▸ EXERCISE REQUIREMENTS
Could you set down the records below exactly as they are, with no pictures?

(App and web page records)
+---+
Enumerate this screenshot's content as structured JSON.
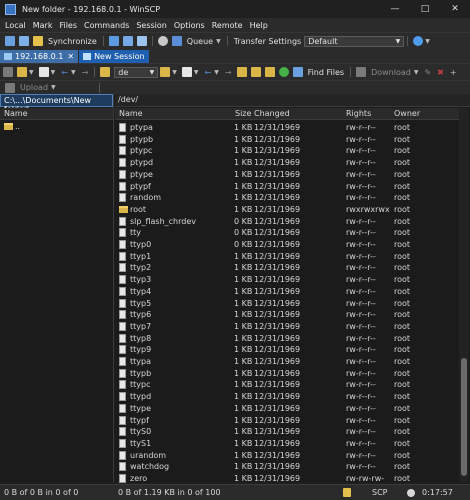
{
  "window": {
    "title": "New folder - 192.168.0.1 - WinSCP"
  },
  "menu": [
    "Local",
    "Mark",
    "Files",
    "Commands",
    "Session",
    "Options",
    "Remote",
    "Help"
  ],
  "toolbar1": {
    "synchronize": "Synchronize",
    "queue": "Queue",
    "transfer_settings": "Transfer Settings",
    "transfer_profile": "Default"
  },
  "tabs": {
    "session": "192.168.0.1",
    "new_session": "New Session"
  },
  "toolbar2": {
    "local_drive": "de",
    "find_files": "Find Files",
    "download": "Download"
  },
  "toolbar3": {
    "upload": "Upload"
  },
  "local": {
    "path": "C:\\...\\Documents\\New folder\\",
    "columns": {
      "name": "Name"
    },
    "rows": [
      {
        "name": ".."
      }
    ]
  },
  "remote": {
    "path": "/dev/",
    "columns": {
      "name": "Name",
      "size": "Size",
      "changed": "Changed",
      "rights": "Rights",
      "owner": "Owner"
    },
    "rows": [
      {
        "name": "ptypa",
        "size": "1 KB",
        "changed": "12/31/1969",
        "rights": "rw-r--r--",
        "owner": "root"
      },
      {
        "name": "ptypb",
        "size": "1 KB",
        "changed": "12/31/1969",
        "rights": "rw-r--r--",
        "owner": "root"
      },
      {
        "name": "ptypc",
        "size": "1 KB",
        "changed": "12/31/1969",
        "rights": "rw-r--r--",
        "owner": "root"
      },
      {
        "name": "ptypd",
        "size": "1 KB",
        "changed": "12/31/1969",
        "rights": "rw-r--r--",
        "owner": "root"
      },
      {
        "name": "ptype",
        "size": "1 KB",
        "changed": "12/31/1969",
        "rights": "rw-r--r--",
        "owner": "root"
      },
      {
        "name": "ptypf",
        "size": "1 KB",
        "changed": "12/31/1969",
        "rights": "rw-r--r--",
        "owner": "root"
      },
      {
        "name": "random",
        "size": "1 KB",
        "changed": "12/31/1969",
        "rights": "rw-r--r--",
        "owner": "root"
      },
      {
        "name": "root",
        "size": "1 KB",
        "changed": "12/31/1969",
        "rights": "rwxrwxrwx",
        "owner": "root"
      },
      {
        "name": "slp_flash_chrdev",
        "size": "0 KB",
        "changed": "12/31/1969",
        "rights": "rw-r--r--",
        "owner": "root"
      },
      {
        "name": "tty",
        "size": "0 KB",
        "changed": "12/31/1969",
        "rights": "rw-r--r--",
        "owner": "root"
      },
      {
        "name": "ttyp0",
        "size": "0 KB",
        "changed": "12/31/1969",
        "rights": "rw-r--r--",
        "owner": "root"
      },
      {
        "name": "ttyp1",
        "size": "1 KB",
        "changed": "12/31/1969",
        "rights": "rw-r--r--",
        "owner": "root"
      },
      {
        "name": "ttyp2",
        "size": "1 KB",
        "changed": "12/31/1969",
        "rights": "rw-r--r--",
        "owner": "root"
      },
      {
        "name": "ttyp3",
        "size": "1 KB",
        "changed": "12/31/1969",
        "rights": "rw-r--r--",
        "owner": "root"
      },
      {
        "name": "ttyp4",
        "size": "1 KB",
        "changed": "12/31/1969",
        "rights": "rw-r--r--",
        "owner": "root"
      },
      {
        "name": "ttyp5",
        "size": "1 KB",
        "changed": "12/31/1969",
        "rights": "rw-r--r--",
        "owner": "root"
      },
      {
        "name": "ttyp6",
        "size": "1 KB",
        "changed": "12/31/1969",
        "rights": "rw-r--r--",
        "owner": "root"
      },
      {
        "name": "ttyp7",
        "size": "1 KB",
        "changed": "12/31/1969",
        "rights": "rw-r--r--",
        "owner": "root"
      },
      {
        "name": "ttyp8",
        "size": "1 KB",
        "changed": "12/31/1969",
        "rights": "rw-r--r--",
        "owner": "root"
      },
      {
        "name": "ttyp9",
        "size": "1 KB",
        "changed": "12/31/1969",
        "rights": "rw-r--r--",
        "owner": "root"
      },
      {
        "name": "ttypa",
        "size": "1 KB",
        "changed": "12/31/1969",
        "rights": "rw-r--r--",
        "owner": "root"
      },
      {
        "name": "ttypb",
        "size": "1 KB",
        "changed": "12/31/1969",
        "rights": "rw-r--r--",
        "owner": "root"
      },
      {
        "name": "ttypc",
        "size": "1 KB",
        "changed": "12/31/1969",
        "rights": "rw-r--r--",
        "owner": "root"
      },
      {
        "name": "ttypd",
        "size": "1 KB",
        "changed": "12/31/1969",
        "rights": "rw-r--r--",
        "owner": "root"
      },
      {
        "name": "ttype",
        "size": "1 KB",
        "changed": "12/31/1969",
        "rights": "rw-r--r--",
        "owner": "root"
      },
      {
        "name": "ttypf",
        "size": "1 KB",
        "changed": "12/31/1969",
        "rights": "rw-r--r--",
        "owner": "root"
      },
      {
        "name": "ttyS0",
        "size": "1 KB",
        "changed": "12/31/1969",
        "rights": "rw-r--r--",
        "owner": "root"
      },
      {
        "name": "ttyS1",
        "size": "1 KB",
        "changed": "12/31/1969",
        "rights": "rw-r--r--",
        "owner": "root"
      },
      {
        "name": "urandom",
        "size": "1 KB",
        "changed": "12/31/1969",
        "rights": "rw-r--r--",
        "owner": "root"
      },
      {
        "name": "watchdog",
        "size": "1 KB",
        "changed": "12/31/1969",
        "rights": "rw-r--r--",
        "owner": "root"
      },
      {
        "name": "zero",
        "size": "1 KB",
        "changed": "12/31/1969",
        "rights": "rw-rw-rw-",
        "owner": "root"
      }
    ]
  },
  "status": {
    "local": "0 B of 0 B in 0 of 0",
    "remote": "0 B of 1.19 KB in 0 of 100",
    "protocol": "SCP",
    "time": "0:17:57"
  },
  "colors": {
    "accent": "#1f5fb0",
    "tab_active": "#3d6ea8",
    "folder": "#d9b54a"
  }
}
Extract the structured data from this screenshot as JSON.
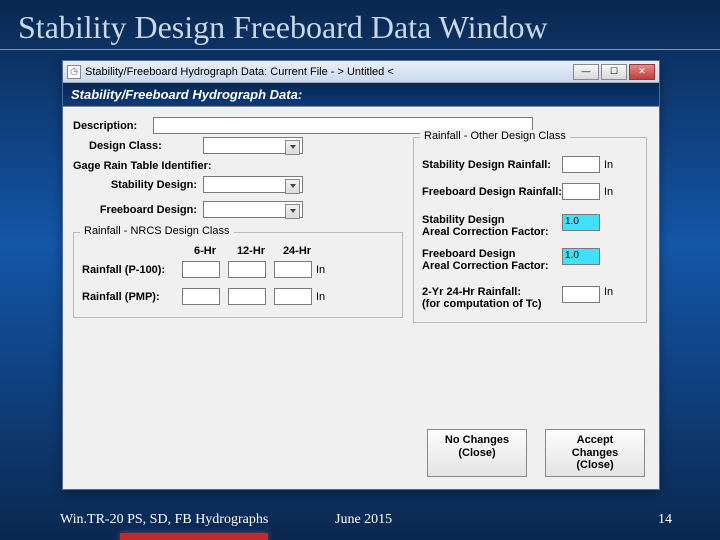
{
  "slide": {
    "title": "Stability Design Freeboard Data Window",
    "footer_left": "Win.TR-20 PS, SD, FB Hydrographs",
    "footer_mid": "June 2015",
    "footer_right": "14"
  },
  "window": {
    "title": "Stability/Freeboard Hydrograph Data:  Current File - > Untitled <",
    "banner": "Stability/Freeboard Hydrograph Data:",
    "labels": {
      "description": "Description:",
      "design_class": "Design Class:",
      "gage_rain": "Gage Rain Table Identifier:",
      "stability_design": "Stability Design:",
      "freeboard_design": "Freeboard Design:",
      "group_nrcs": "Rainfall - NRCS Design Class",
      "group_other": "Rainfall - Other Design Class",
      "col_6hr": "6-Hr",
      "col_12hr": "12-Hr",
      "col_24hr": "24-Hr",
      "rainfall_p100": "Rainfall (P-100):",
      "rainfall_pmp": "Rainfall (PMP):",
      "stability_rain": "Stability Design Rainfall:",
      "freeboard_rain": "Freeboard  Design Rainfall:",
      "stab_areal": "Stability Design\nAreal Correction Factor:",
      "fb_areal": "Freeboard  Design\nAreal Correction Factor:",
      "two_yr": "2-Yr 24-Hr Rainfall:\n(for computation of Tc)",
      "unit_in": "In"
    },
    "values": {
      "description": "",
      "design_class": "",
      "gage_rain": "",
      "stability_design": "",
      "freeboard_design": "",
      "p100_6": "",
      "p100_12": "",
      "p100_24": "",
      "pmp_6": "",
      "pmp_12": "",
      "pmp_24": "",
      "stability_rain": "",
      "freeboard_rain": "",
      "stab_areal": "1.0",
      "fb_areal": "1.0",
      "two_yr": ""
    },
    "buttons": {
      "no_changes": "No Changes\n(Close)",
      "accept_changes": "Accept Changes\n(Close)"
    }
  }
}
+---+
▸ WORKED SOLUTION
Enumerate this screenshot's content as structured JSON.
{
  "window": {
    "title": "New folder - 192.168.0.1 - WinSCP"
  },
  "menu": [
    "Local",
    "Mark",
    "Files",
    "Commands",
    "Session",
    "Options",
    "Remote",
    "Help"
  ],
  "toolbar1": {
    "synchronize": "Synchronize",
    "queue": "Queue",
    "transfer_settings": "Transfer Settings",
    "transfer_profile": "Default"
  },
  "tabs": {
    "session": "192.168.0.1",
    "new_session": "New Session"
  },
  "toolbar2": {
    "local_drive": "de",
    "find_files": "Find Files",
    "download": "Download"
  },
  "toolbar3": {
    "upload": "Upload"
  },
  "local": {
    "path": "C:\\...\\Documents\\New folder\\",
    "columns": {
      "name": "Name"
    },
    "rows": [
      {
        "name": ".."
      }
    ]
  },
  "remote": {
    "path": "/dev/",
    "columns": {
      "name": "Name",
      "size": "Size",
      "changed": "Changed",
      "rights": "Rights",
      "owner": "Owner"
    },
    "rows": [
      {
        "name": "ptypa",
        "size": "1 KB",
        "changed": "12/31/1969",
        "rights": "rw-r--r--",
        "owner": "root"
      },
      {
        "name": "ptypb",
        "size": "1 KB",
        "changed": "12/31/1969",
        "rights": "rw-r--r--",
        "owner": "root"
      },
      {
        "name": "ptypc",
        "size": "1 KB",
        "changed": "12/31/1969",
        "rights": "rw-r--r--",
        "owner": "root"
      },
      {
        "name": "ptypd",
        "size": "1 KB",
        "changed": "12/31/1969",
        "rights": "rw-r--r--",
        "owner": "root"
      },
      {
        "name": "ptype",
        "size": "1 KB",
        "changed": "12/31/1969",
        "rights": "rw-r--r--",
        "owner": "root"
      },
      {
        "name": "ptypf",
        "size": "1 KB",
        "changed": "12/31/1969",
        "rights": "rw-r--r--",
        "owner": "root"
      },
      {
        "name": "random",
        "size": "1 KB",
        "changed": "12/31/1969",
        "rights": "rw-r--r--",
        "owner": "root"
      },
      {
        "name": "root",
        "size": "1 KB",
        "changed": "12/31/1969",
        "rights": "rwxrwxrwx",
        "owner": "root"
      },
      {
        "name": "slp_flash_chrdev",
        "size": "0 KB",
        "changed": "12/31/1969",
        "rights": "rw-r--r--",
        "owner": "root"
      },
      {
        "name": "tty",
        "size": "0 KB",
        "changed": "12/31/1969",
        "rights": "rw-r--r--",
        "owner": "root"
      },
      {
        "name": "ttyp0",
        "size": "0 KB",
        "changed": "12/31/1969",
        "rights": "rw-r--r--",
        "owner": "root"
      },
      {
        "name": "ttyp1",
        "size": "1 KB",
        "changed": "12/31/1969",
        "rights": "rw-r--r--",
        "owner": "root"
      },
      {
        "name": "ttyp2",
        "size": "1 KB",
        "changed": "12/31/1969",
        "rights": "rw-r--r--",
        "owner": "root"
      },
      {
        "name": "ttyp3",
        "size": "1 KB",
        "changed": "12/31/1969",
        "rights": "rw-r--r--",
        "owner": "root"
      },
      {
        "name": "ttyp4",
        "size": "1 KB",
        "changed": "12/31/1969",
        "rights": "rw-r--r--",
        "owner": "root"
      },
      {
        "name": "ttyp5",
        "size": "1 KB",
        "changed": "12/31/1969",
        "rights": "rw-r--r--",
        "owner": "root"
      },
      {
        "name": "ttyp6",
        "size": "1 KB",
        "changed": "12/31/1969",
        "rights": "rw-r--r--",
        "owner": "root"
      },
      {
        "name": "ttyp7",
        "size": "1 KB",
        "changed": "12/31/1969",
        "rights": "rw-r--r--",
        "owner": "root"
      },
      {
        "name": "ttyp8",
        "size": "1 KB",
        "changed": "12/31/1969",
        "rights": "rw-r--r--",
        "owner": "root"
      },
      {
        "name": "ttyp9",
        "size": "1 KB",
        "changed": "12/31/1969",
        "rights": "rw-r--r--",
        "owner": "root"
      },
      {
        "name": "ttypa",
        "size": "1 KB",
        "changed": "12/31/1969",
        "rights": "rw-r--r--",
        "owner": "root"
      },
      {
        "name": "ttypb",
        "size": "1 KB",
        "changed": "12/31/1969",
        "rights": "rw-r--r--",
        "owner": "root"
      },
      {
        "name": "ttypc",
        "size": "1 KB",
        "changed": "12/31/1969",
        "rights": "rw-r--r--",
        "owner": "root"
      },
      {
        "name": "ttypd",
        "size": "1 KB",
        "changed": "12/31/1969",
        "rights": "rw-r--r--",
        "owner": "root"
      },
      {
        "name": "ttype",
        "size": "1 KB",
        "changed": "12/31/1969",
        "rights": "rw-r--r--",
        "owner": "root"
      },
      {
        "name": "ttypf",
        "size": "1 KB",
        "changed": "12/31/1969",
        "rights": "rw-r--r--",
        "owner": "root"
      },
      {
        "name": "ttyS0",
        "size": "1 KB",
        "changed": "12/31/1969",
        "rights": "rw-r--r--",
        "owner": "root"
      },
      {
        "name": "ttyS1",
        "size": "1 KB",
        "changed": "12/31/1969",
        "rights": "rw-r--r--",
        "owner": "root"
      },
      {
        "name": "urandom",
        "size": "1 KB",
        "changed": "12/31/1969",
        "rights": "rw-r--r--",
        "owner": "root"
      },
      {
        "name": "watchdog",
        "size": "1 KB",
        "changed": "12/31/1969",
        "rights": "rw-r--r--",
        "owner": "root"
      },
      {
        "name": "zero",
        "size": "1 KB",
        "changed": "12/31/1969",
        "rights": "rw-rw-rw-",
        "owner": "root"
      }
    ]
  },
  "status": {
    "local": "0 B of 0 B in 0 of 0",
    "remote": "0 B of 1.19 KB in 0 of 100",
    "protocol": "SCP",
    "time": "0:17:57"
  },
  "colors": {
    "accent": "#1f5fb0",
    "tab_active": "#3d6ea8",
    "folder": "#d9b54a"
  }
}
Extract the structured data from this screenshot as JSON.
{
  "slide": {
    "title": "Stability Design Freeboard Data Window",
    "footer_left": "Win.TR-20 PS, SD, FB Hydrographs",
    "footer_mid": "June 2015",
    "footer_right": "14"
  },
  "window": {
    "title": "Stability/Freeboard Hydrograph Data:  Current File - > Untitled <",
    "banner": "Stability/Freeboard Hydrograph Data:",
    "labels": {
      "description": "Description:",
      "design_class": "Design Class:",
      "gage_rain": "Gage Rain Table Identifier:",
      "stability_design": "Stability Design:",
      "freeboard_design": "Freeboard Design:",
      "group_nrcs": "Rainfall - NRCS Design Class",
      "group_other": "Rainfall - Other Design Class",
      "col_6hr": "6-Hr",
      "col_12hr": "12-Hr",
      "col_24hr": "24-Hr",
      "rainfall_p100": "Rainfall (P-100):",
      "rainfall_pmp": "Rainfall (PMP):",
      "stability_rain": "Stability Design Rainfall:",
      "freeboard_rain": "Freeboard  Design Rainfall:",
      "stab_areal": "Stability Design\nAreal Correction Factor:",
      "fb_areal": "Freeboard  Design\nAreal Correction Factor:",
      "two_yr": "2-Yr 24-Hr Rainfall:\n(for computation of Tc)",
      "unit_in": "In"
    },
    "values": {
      "description": "",
      "design_class": "",
      "gage_rain": "",
      "stability_design": "",
      "freeboard_design": "",
      "p100_6": "",
      "p100_12": "",
      "p100_24": "",
      "pmp_6": "",
      "pmp_12": "",
      "pmp_24": "",
      "stability_rain": "",
      "freeboard_rain": "",
      "stab_areal": "1.0",
      "fb_areal": "1.0",
      "two_yr": ""
    },
    "buttons": {
      "no_changes": "No Changes\n(Close)",
      "accept_changes": "Accept Changes\n(Close)"
    }
  }
}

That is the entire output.